I got an email from a student in France who asked about a French counterpart to my post on Morse code palindromes, and this post is a response to that email.
A palindrome is a word that remains the same when the letters are reversed, like kayak. A Morse code palindrome is a word that remains the same when its Morse code representation is reversed.
The word kayak is not a Morse code palindrome because its Morse code representation
-.- .- -.-- .- -.-
when reversed becomes
-.- -. --.- -. -.-
which is the Morse code for knqnk.
The word wig is a palindrome in Morse code because
.-- .. --.
reads the same in reverse.
Now what about French? I saved the script I wrote to find Morse palindromes in English, and I ran it on the French dictionary located at
on my Linux box.
I thought I’d have to modify the script because French uses characters in addition to the 26 letters of the Roman alphabet, such as ç, a ‘c’ with a cedilla. There is a Morse code for ç
but its reverse is not a letter.
It’s not clear exactly what is “French Morse code” because there are a number of code values that could be used in French (or English) to represent letters with diacritical marks.
The code for é is itself a palindrome, so I didn’t need to modify my script for it. As far as I know, there are no codes for accented letters which are valid letters when reversed, except for ü whose code is the opposite of z. But there are no Morse palindromes in French if you add ü.
See this file for complete results. Some of these words remain the same when translated to Morse, reversed, and translated back, such as sans.

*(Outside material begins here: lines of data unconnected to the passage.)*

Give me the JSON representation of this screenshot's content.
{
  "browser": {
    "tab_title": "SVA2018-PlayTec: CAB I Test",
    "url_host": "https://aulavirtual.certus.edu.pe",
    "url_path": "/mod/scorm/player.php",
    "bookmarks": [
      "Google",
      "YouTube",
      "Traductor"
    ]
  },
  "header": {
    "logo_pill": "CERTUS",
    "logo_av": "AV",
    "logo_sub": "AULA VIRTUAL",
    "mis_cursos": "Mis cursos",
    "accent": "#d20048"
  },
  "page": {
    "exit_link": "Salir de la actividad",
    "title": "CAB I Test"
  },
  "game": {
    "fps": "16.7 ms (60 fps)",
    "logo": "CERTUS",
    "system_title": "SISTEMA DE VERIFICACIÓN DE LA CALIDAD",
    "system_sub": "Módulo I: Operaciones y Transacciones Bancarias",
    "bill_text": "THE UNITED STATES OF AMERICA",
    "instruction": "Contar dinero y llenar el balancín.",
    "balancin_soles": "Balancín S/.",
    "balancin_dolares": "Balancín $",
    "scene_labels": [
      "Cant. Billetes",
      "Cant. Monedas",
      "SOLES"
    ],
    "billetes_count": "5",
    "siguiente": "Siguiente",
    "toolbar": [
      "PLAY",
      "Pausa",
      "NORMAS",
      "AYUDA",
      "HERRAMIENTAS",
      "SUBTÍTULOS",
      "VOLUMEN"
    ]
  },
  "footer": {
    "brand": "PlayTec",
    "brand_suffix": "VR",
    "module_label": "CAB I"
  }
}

Others, are pairs that of valid words but not the same word, such as ail and fin.